Churches have been at the center of the movement to fight efforts to criminalize aid to illegal immigrants. Mahony's message for Lent announced that archdiocesan priests and pastoral workers would defy the government and continue offering services to people in the country illegally if such efforts are outlawed. Similar statements came from the Rev. Samuel Rodriguez Jr., president of the National Hispanic Association of Evangelicals, which is usually associated with conservative causes.
Rodriguez called the recent marches the result of "the greatest mobilization since the days of Cesar Chavez."
"We have businessmen, Christians, non-Christians, Catholics and evangelicals," he said. "We engaged the number one institution in the Hispanic family -- the church. We contacted pastors in parishes, and we worked through local Spanish radio and television. We said, 'Look if we don't speak up now, it's going to be too late.' "
Rodriguez cautioned members of the Republican Party who back the tough House bill. "More and more Hispanics are voting, and more and more are voting conservatively," he said. "But if we are abandoned by the Republicans on this issue, it will nullify the possibility of a Republican winning national office."
In Los Angeles, radio personalities, who normally engage in cutthroat competition, worked together to inform people about the upcoming march, said David Haymore, vice president and general manager of Spanish Broadcasting System in Los Angeles, which runs two of the most popular Spanish-language radio stations in the city. Haymore said that eight days before the march the program directors and on-air personalities of the major Spanish-language stations here met and "agreed to leave egos at the door, not promote the stations" and make the case on the air for "people to show their unity by marching in downtown L.A."
‘This country is made by immigrants’
During the next seven days, stations aired conference calls that featured disc jockeys from competing stations discussing the immigration bills and the Senate's upcoming debate.
"The community needs to see us together so they can understand the message that united we are much more powerful," said the host of the city's most popular Spanish morning radio show, Renan Almendarez Coello, better known as "El Cucuy," a character out of a Mexican folktale. "We have to be united to demonstrate to the world that this country is made by immigrants."
Hispanic marchers have dominated the protests. The Pew Hispanic Center estimates that that 78 percent of the 11 million illegal immigrants are from Mexico or other Latin American countries. However, other ethnic groups, including the Irish, have joined the debate.

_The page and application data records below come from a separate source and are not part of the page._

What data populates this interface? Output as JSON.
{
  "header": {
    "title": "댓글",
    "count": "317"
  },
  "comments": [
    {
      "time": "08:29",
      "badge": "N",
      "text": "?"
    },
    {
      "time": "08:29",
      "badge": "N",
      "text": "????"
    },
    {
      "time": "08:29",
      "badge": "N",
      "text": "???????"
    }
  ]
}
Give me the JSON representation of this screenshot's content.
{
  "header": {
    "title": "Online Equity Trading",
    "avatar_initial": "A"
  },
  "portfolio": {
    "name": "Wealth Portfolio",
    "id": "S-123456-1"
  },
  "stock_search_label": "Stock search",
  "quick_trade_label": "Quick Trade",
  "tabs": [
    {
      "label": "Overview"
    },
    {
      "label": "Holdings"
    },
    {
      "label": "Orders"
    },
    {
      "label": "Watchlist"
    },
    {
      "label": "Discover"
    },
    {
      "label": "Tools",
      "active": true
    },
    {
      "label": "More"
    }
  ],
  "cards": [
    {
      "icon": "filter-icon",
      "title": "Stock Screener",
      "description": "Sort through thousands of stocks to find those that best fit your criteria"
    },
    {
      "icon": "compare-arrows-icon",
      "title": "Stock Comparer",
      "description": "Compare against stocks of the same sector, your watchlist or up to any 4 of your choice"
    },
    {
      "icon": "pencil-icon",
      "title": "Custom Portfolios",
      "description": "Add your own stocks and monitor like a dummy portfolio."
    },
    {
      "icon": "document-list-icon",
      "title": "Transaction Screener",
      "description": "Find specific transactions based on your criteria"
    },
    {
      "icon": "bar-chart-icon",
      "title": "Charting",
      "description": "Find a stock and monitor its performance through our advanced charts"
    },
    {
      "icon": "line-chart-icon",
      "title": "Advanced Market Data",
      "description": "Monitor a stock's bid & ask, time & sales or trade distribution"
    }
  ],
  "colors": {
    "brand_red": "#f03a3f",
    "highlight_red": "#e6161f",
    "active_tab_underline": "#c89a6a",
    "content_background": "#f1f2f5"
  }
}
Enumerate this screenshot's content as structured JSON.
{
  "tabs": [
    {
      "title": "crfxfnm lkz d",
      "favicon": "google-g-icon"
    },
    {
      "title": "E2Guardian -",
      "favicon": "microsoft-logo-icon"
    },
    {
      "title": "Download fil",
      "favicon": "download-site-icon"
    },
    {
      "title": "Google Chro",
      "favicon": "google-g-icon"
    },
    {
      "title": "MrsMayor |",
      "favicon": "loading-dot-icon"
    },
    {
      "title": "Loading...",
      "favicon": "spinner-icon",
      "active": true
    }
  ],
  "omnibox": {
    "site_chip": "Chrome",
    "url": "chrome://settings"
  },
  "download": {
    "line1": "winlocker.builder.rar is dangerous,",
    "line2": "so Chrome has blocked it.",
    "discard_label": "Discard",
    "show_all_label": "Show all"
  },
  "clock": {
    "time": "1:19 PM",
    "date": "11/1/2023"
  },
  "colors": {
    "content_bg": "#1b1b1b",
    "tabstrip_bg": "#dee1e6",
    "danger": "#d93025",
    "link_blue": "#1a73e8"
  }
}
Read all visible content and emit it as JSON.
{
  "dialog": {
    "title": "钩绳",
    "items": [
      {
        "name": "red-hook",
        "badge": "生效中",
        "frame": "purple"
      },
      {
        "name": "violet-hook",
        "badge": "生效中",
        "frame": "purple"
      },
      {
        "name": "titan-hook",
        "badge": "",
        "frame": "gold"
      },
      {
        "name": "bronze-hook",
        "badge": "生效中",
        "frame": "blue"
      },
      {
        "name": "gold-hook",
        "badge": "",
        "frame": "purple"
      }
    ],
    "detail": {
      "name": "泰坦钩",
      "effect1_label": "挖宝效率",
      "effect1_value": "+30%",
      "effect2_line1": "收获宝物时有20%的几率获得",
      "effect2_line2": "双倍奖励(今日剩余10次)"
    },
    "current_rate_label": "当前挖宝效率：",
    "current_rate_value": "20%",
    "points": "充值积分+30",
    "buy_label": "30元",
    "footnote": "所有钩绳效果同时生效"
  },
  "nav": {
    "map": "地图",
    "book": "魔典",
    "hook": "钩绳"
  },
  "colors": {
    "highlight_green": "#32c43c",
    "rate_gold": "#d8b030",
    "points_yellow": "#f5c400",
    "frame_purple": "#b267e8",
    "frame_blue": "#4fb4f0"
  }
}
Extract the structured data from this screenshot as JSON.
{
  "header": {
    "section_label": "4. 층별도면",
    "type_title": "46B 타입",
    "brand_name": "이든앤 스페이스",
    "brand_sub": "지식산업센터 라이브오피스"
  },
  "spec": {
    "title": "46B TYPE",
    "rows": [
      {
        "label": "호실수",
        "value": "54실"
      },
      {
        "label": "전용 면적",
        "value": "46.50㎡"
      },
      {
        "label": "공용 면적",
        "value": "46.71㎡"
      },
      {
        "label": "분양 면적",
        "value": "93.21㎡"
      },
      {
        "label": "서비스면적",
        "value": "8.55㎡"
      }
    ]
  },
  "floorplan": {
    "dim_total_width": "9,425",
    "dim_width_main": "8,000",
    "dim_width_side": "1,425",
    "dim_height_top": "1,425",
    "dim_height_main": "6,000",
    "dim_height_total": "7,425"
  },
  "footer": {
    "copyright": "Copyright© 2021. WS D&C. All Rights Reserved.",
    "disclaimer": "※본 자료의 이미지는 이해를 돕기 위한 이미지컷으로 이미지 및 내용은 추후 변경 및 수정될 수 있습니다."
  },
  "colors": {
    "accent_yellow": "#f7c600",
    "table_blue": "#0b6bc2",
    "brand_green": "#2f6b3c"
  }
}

In Los Angeles, the campaigning by the Spanish-language media was mirrored by Radio Seoul, the 24-hour Korean-language station in the city, which aired similar spots exhorting this city's 1 million Koreans to take to the streets.
"We estimate about one in five Koreans in America is illegal," said Dae Joong Yoon, executive director of the Korean Resource Center in Los Angeles. "So we all have these people in our families. We know about their struggles. They are working hard."